If your goal is to be safe and have the very best outcome, it is important that you stop any and all nicotine ingestion (patches and gums are bad too) at least a month before your surgery, and that you continue to abstain for at least a month after your surgery.
It would be even better if you could stop altogether...
Work on stopping- and once you've been off for a few weeks visit a qualified BL surgeon.
Web reference: http://www.DrArmandoSoto.com
Smoking and Elective Surgery
As a rule before performing any surgery on a patient, they must be smoke free for 6 weeks before and 6 weeks after. The longer the better. Smoking delays healing and effects surgical results so it is best that you wait as long as possible from quitting to have your surgery.
Web reference: http://www.lookyounger.net

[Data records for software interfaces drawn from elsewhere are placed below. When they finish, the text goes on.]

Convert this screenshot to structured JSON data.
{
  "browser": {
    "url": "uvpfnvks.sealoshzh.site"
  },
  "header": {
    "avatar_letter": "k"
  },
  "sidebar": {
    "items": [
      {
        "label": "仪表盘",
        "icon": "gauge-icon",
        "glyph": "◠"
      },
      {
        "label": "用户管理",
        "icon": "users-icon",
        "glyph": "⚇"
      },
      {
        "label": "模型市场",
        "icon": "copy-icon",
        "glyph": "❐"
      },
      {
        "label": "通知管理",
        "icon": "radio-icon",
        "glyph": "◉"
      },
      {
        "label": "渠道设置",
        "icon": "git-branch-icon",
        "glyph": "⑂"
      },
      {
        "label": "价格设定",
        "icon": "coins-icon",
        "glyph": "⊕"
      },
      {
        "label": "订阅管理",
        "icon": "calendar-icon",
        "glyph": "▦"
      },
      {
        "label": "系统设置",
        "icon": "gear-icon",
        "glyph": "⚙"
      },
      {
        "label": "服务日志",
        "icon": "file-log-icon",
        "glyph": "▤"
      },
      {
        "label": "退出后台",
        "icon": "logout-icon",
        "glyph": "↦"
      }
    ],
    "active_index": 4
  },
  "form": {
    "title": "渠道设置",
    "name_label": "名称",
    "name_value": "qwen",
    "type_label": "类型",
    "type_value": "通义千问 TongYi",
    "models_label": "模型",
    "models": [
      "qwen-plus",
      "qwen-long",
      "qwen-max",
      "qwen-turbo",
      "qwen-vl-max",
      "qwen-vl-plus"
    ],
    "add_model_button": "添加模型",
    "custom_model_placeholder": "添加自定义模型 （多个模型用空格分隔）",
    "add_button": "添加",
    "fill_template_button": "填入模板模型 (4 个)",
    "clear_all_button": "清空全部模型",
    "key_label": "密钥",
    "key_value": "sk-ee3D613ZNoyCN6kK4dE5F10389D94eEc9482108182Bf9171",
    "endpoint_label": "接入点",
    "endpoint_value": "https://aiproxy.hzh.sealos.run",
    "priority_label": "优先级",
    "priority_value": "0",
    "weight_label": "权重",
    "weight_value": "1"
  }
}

These answers are for educational purposes and should not be relied upon as a substitute for medical advice you may receive from your physician. If you have a medical emergency, please call 911. These answers do not constitute or initiate a patient/doctor relationship.